Rules for attacks, exploits, and vulnerabilities regarding SMTP. Also included are rules detecting basic activity of the protocol for logging purposes.
Rules that will log SMTP operations.
Rules for attacks, exploits, and vulnerabilities regarding SNMP. Also included are rules detecting basic activity of the protocol for logging purposes.
Rules for attacks, exploits, and vulnerabilities regarding SQL. Also included are rules detecting basic activity of the protocol for logging purposes.
Rules for matching TCP stream engine events.
Rules for attacks and vulnerabilities regarding the TELNET service. Also included are rules detecting basic activity of the protocol for logging purposes.
Rules for attacks and vulnerabilities regarding the TFTP service. Also included are rules detecting basic activity of the protocol for logging purposes.
Rules for matching on TLS events and anomal
IP Based rules for the identification of traffic to and from TOR exit nodes.
Malicious software that has clear criminal intent. Rules here detect malicious software that is in transit, active, infecting, attacking, updating, and whatever else we can detect on the wire. This is also a highly important ruleset to run if you have to choose.
User agent identification and detection.
Rules for attacks and vulnerabilities regarding the VOIP environment. SIP, h.323, RTP, etc.
Web client side attacks and vulnerabilities.
Rules for attacks and vulnerabilities against web servers.
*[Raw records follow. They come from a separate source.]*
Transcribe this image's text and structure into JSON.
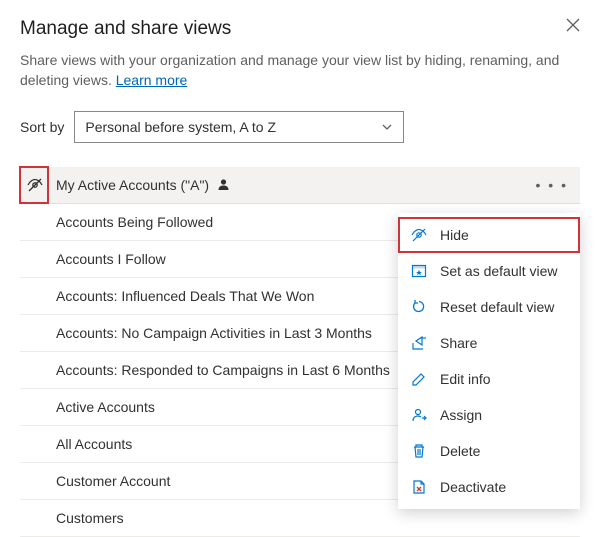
{
  "header": {
    "title": "Manage and share views",
    "description": "Share views with your organization and manage your view list by hiding, renaming, and deleting views. ",
    "learn_more": "Learn more"
  },
  "sort": {
    "label": "Sort by",
    "value": "Personal before system, A to Z"
  },
  "views": [
    {
      "name": "My Active Accounts (\"A\")",
      "personal": true,
      "selected": true
    },
    {
      "name": "Accounts Being Followed"
    },
    {
      "name": "Accounts I Follow"
    },
    {
      "name": "Accounts: Influenced Deals That We Won"
    },
    {
      "name": "Accounts: No Campaign Activities in Last 3 Months"
    },
    {
      "name": "Accounts: Responded to Campaigns in Last 6 Months"
    },
    {
      "name": "Active Accounts"
    },
    {
      "name": "All Accounts"
    },
    {
      "name": "Customer Account"
    },
    {
      "name": "Customers"
    }
  ],
  "menu": {
    "items": [
      {
        "id": "hide",
        "label": "Hide",
        "icon": "hide-icon",
        "highlight": true
      },
      {
        "id": "set-default",
        "label": "Set as default view",
        "icon": "set-default-icon"
      },
      {
        "id": "reset-default",
        "label": "Reset default view",
        "icon": "reset-icon"
      },
      {
        "id": "share",
        "label": "Share",
        "icon": "share-icon"
      },
      {
        "id": "edit-info",
        "label": "Edit info",
        "icon": "edit-icon"
      },
      {
        "id": "assign",
        "label": "Assign",
        "icon": "assign-icon"
      },
      {
        "id": "delete",
        "label": "Delete",
        "icon": "delete-icon"
      },
      {
        "id": "deactivate",
        "label": "Deactivate",
        "icon": "deactivate-icon"
      }
    ]
  }
}
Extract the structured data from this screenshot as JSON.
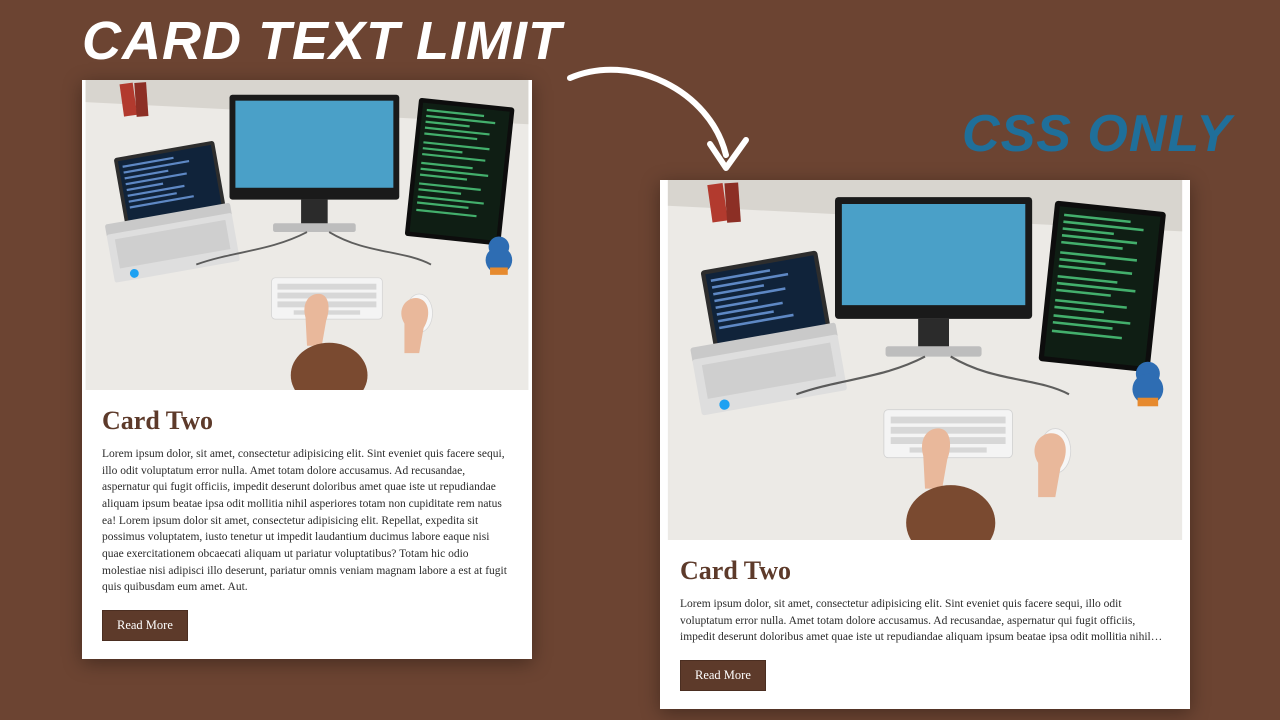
{
  "colors": {
    "bg": "#6c4432",
    "accent": "#5d3a2a",
    "css_label": "#1f6f9a"
  },
  "headline_left": "CARD TEXT LIMIT",
  "headline_right": "CSS ONLY",
  "cards": {
    "left": {
      "title": "Card Two",
      "body": "Lorem ipsum dolor, sit amet, consectetur adipisicing elit. Sint eveniet quis facere sequi, illo odit voluptatum error nulla. Amet totam dolore accusamus. Ad recusandae, aspernatur qui fugit officiis, impedit deserunt doloribus amet quae iste ut repudiandae aliquam ipsum beatae ipsa odit mollitia nihil asperiores totam non cupiditate rem natus ea! Lorem ipsum dolor sit amet, consectetur adipisicing elit. Repellat, expedita sit possimus voluptatem, iusto tenetur ut impedit laudantium ducimus labore eaque nisi quae exercitationem obcaecati aliquam ut pariatur voluptatibus? Totam hic odio molestiae nisi adipisci illo deserunt, pariatur omnis veniam magnam labore a est at fugit quis quibusdam eum amet. Aut.",
      "button": "Read More"
    },
    "right": {
      "title": "Card Two",
      "body": "Lorem ipsum dolor, sit amet, consectetur adipisicing elit. Sint eveniet quis facere sequi, illo odit voluptatum error nulla. Amet totam dolore accusamus. Ad recusandae, aspernatur qui fugit officiis, impedit deserunt doloribus amet quae iste ut repudiandae aliquam ipsum beatae ipsa odit mollitia nihil asperiores totam",
      "button": "Read More"
    }
  }
}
Web Specific Apps
Rules for very specific web applications.
Traffic indicative of network based worm activity.